Raw data
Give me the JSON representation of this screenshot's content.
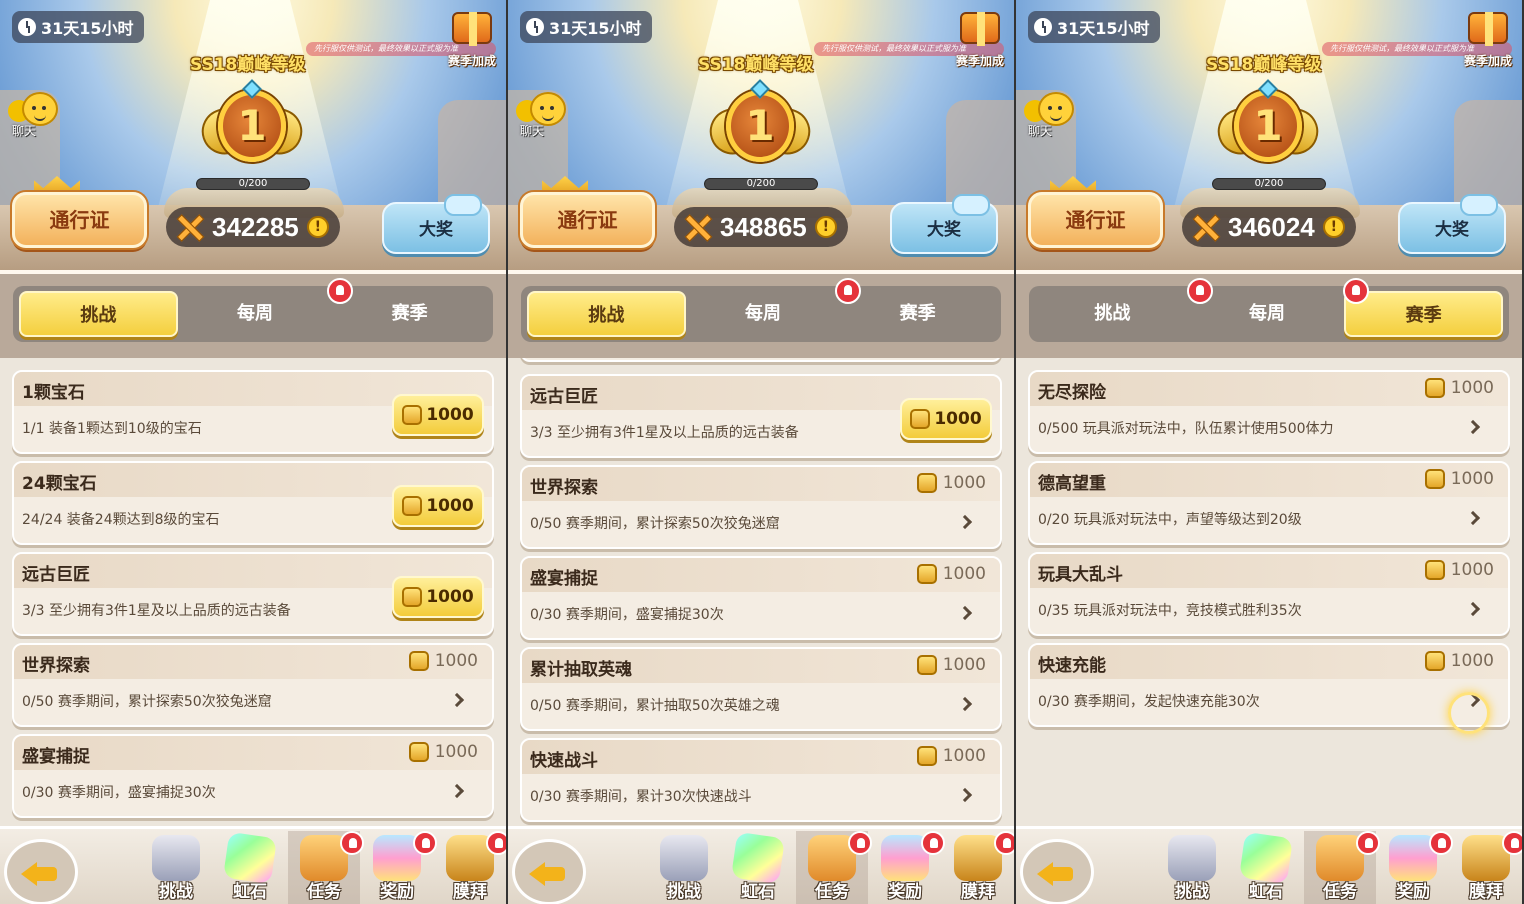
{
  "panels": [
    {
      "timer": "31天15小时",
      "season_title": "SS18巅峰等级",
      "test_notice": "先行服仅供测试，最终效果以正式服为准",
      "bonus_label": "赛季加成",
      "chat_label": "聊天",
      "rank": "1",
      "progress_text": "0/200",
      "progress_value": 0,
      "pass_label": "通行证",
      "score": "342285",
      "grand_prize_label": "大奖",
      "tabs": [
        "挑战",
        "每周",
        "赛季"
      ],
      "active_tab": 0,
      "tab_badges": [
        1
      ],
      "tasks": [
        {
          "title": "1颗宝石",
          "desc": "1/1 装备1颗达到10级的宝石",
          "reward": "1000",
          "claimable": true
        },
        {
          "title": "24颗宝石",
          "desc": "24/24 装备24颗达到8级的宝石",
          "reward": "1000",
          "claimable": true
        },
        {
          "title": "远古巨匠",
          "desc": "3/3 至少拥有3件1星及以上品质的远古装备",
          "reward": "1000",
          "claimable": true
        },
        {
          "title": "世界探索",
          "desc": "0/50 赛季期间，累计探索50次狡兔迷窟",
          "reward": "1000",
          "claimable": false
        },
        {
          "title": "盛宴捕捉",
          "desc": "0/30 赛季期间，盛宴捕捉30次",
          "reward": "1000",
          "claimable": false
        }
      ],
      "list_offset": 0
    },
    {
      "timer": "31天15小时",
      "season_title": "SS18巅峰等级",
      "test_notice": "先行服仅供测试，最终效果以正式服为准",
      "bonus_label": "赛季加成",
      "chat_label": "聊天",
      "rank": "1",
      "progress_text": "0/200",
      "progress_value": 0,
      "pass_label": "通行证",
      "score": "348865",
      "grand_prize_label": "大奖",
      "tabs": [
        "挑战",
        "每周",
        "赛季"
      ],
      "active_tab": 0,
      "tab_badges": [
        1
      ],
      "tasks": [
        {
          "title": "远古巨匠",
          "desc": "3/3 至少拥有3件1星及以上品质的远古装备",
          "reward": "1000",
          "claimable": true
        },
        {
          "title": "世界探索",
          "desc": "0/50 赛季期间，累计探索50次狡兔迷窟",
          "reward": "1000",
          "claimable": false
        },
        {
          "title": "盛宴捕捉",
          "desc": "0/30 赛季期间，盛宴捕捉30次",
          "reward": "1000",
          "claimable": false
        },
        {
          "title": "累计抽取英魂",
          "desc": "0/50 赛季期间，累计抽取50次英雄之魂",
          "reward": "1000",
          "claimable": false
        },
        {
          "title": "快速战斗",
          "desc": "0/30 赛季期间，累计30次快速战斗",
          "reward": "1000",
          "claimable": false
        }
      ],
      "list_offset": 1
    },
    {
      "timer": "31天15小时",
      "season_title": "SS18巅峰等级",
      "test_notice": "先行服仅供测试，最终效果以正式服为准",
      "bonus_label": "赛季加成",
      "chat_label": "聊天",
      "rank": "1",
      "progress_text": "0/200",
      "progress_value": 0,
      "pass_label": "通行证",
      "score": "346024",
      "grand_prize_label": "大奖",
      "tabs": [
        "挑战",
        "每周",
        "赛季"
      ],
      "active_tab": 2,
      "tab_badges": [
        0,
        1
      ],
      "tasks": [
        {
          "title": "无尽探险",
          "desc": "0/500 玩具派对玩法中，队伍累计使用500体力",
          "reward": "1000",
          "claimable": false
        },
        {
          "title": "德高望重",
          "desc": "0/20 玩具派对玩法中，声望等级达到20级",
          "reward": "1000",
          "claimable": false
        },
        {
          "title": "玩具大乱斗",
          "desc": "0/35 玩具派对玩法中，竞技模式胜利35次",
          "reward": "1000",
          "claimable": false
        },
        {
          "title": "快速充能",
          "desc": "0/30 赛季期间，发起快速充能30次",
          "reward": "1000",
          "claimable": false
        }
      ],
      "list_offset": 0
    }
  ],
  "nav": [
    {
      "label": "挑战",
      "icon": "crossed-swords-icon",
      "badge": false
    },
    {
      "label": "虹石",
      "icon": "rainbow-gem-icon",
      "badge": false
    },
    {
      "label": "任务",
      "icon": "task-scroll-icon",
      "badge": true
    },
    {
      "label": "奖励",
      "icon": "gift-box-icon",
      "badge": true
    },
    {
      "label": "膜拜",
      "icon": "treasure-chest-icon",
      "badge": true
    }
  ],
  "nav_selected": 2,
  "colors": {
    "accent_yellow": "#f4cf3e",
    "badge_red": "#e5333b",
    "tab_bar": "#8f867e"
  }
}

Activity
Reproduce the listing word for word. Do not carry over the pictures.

Your solution
Give me the JSON representation of this screenshot's content.
{
  "panels": [
    {
      "timer": "31天15小时",
      "season_title": "SS18巅峰等级",
      "test_notice": "先行服仅供测试，最终效果以正式服为准",
      "bonus_label": "赛季加成",
      "chat_label": "聊天",
      "rank": "1",
      "progress_text": "0/200",
      "progress_value": 0,
      "pass_label": "通行证",
      "score": "342285",
      "grand_prize_label": "大奖",
      "tabs": [
        "挑战",
        "每周",
        "赛季"
      ],
      "active_tab": 0,
      "tab_badges": [
        1
      ],
      "tasks": [
        {
          "title": "1颗宝石",
          "desc": "1/1 装备1颗达到10级的宝石",
          "reward": "1000",
          "claimable": true
        },
        {
          "title": "24颗宝石",
          "desc": "24/24 装备24颗达到8级的宝石",
          "reward": "1000",
          "claimable": true
        },
        {
          "title": "远古巨匠",
          "desc": "3/3 至少拥有3件1星及以上品质的远古装备",
          "reward": "1000",
          "claimable": true
        },
        {
          "title": "世界探索",
          "desc": "0/50 赛季期间，累计探索50次狡兔迷窟",
          "reward": "1000",
          "claimable": false
        },
        {
          "title": "盛宴捕捉",
          "desc": "0/30 赛季期间，盛宴捕捉30次",
          "reward": "1000",
          "claimable": false
        }
      ],
      "list_offset": 0
    },
    {
      "timer": "31天15小时",
      "season_title": "SS18巅峰等级",
      "test_notice": "先行服仅供测试，最终效果以正式服为准",
      "bonus_label": "赛季加成",
      "chat_label": "聊天",
      "rank": "1",
      "progress_text": "0/200",
      "progress_value": 0,
      "pass_label": "通行证",
      "score": "348865",
      "grand_prize_label": "大奖",
      "tabs": [
        "挑战",
        "每周",
        "赛季"
      ],
      "active_tab": 0,
      "tab_badges": [
        1
      ],
      "tasks": [
        {
          "title": "远古巨匠",
          "desc": "3/3 至少拥有3件1星及以上品质的远古装备",
          "reward": "1000",
          "claimable": true
        },
        {
          "title": "世界探索",
          "desc": "0/50 赛季期间，累计探索50次狡兔迷窟",
          "reward": "1000",
          "claimable": false
        },
        {
          "title": "盛宴捕捉",
          "desc": "0/30 赛季期间，盛宴捕捉30次",
          "reward": "1000",
          "claimable": false
        },
        {
          "title": "累计抽取英魂",
          "desc": "0/50 赛季期间，累计抽取50次英雄之魂",
          "reward": "1000",
          "claimable": false
        },
        {
          "title": "快速战斗",
          "desc": "0/30 赛季期间，累计30次快速战斗",
          "reward": "1000",
          "claimable": false
        }
      ],
      "list_offset": 1
    },
    {
      "timer": "31天15小时",
      "season_title": "SS18巅峰等级",
      "test_notice": "先行服仅供测试，最终效果以正式服为准",
      "bonus_label": "赛季加成",
      "chat_label": "聊天",
      "rank": "1",
      "progress_text": "0/200",
      "progress_value": 0,
      "pass_label": "通行证",
      "score": "346024",
      "grand_prize_label": "大奖",
      "tabs": [
        "挑战",
        "每周",
        "赛季"
      ],
      "active_tab": 2,
      "tab_badges": [
        0,
        1
      ],
      "tasks": [
        {
          "title": "无尽探险",
          "desc": "0/500 玩具派对玩法中，队伍累计使用500体力",
          "reward": "1000",
          "claimable": false
        },
        {
          "title": "德高望重",
          "desc": "0/20 玩具派对玩法中，声望等级达到20级",
          "reward": "1000",
          "claimable": false
        },
        {
          "title": "玩具大乱斗",
          "desc": "0/35 玩具派对玩法中，竞技模式胜利35次",
          "reward": "1000",
          "claimable": false
        },
        {
          "title": "快速充能",
          "desc": "0/30 赛季期间，发起快速充能30次",
          "reward": "1000",
          "claimable": false
        }
      ],
      "list_offset": 0
    }
  ],
  "nav": [
    {
      "label": "挑战",
      "icon": "crossed-swords-icon",
      "badge": false
    },
    {
      "label": "虹石",
      "icon": "rainbow-gem-icon",
      "badge": false
    },
    {
      "label": "任务",
      "icon": "task-scroll-icon",
      "badge": true
    },
    {
      "label": "奖励",
      "icon": "gift-box-icon",
      "badge": true
    },
    {
      "label": "膜拜",
      "icon": "treasure-chest-icon",
      "badge": true
    }
  ],
  "nav_selected": 2,
  "colors": {
    "accent_yellow": "#f4cf3e",
    "badge_red": "#e5333b",
    "tab_bar": "#8f867e"
  }
}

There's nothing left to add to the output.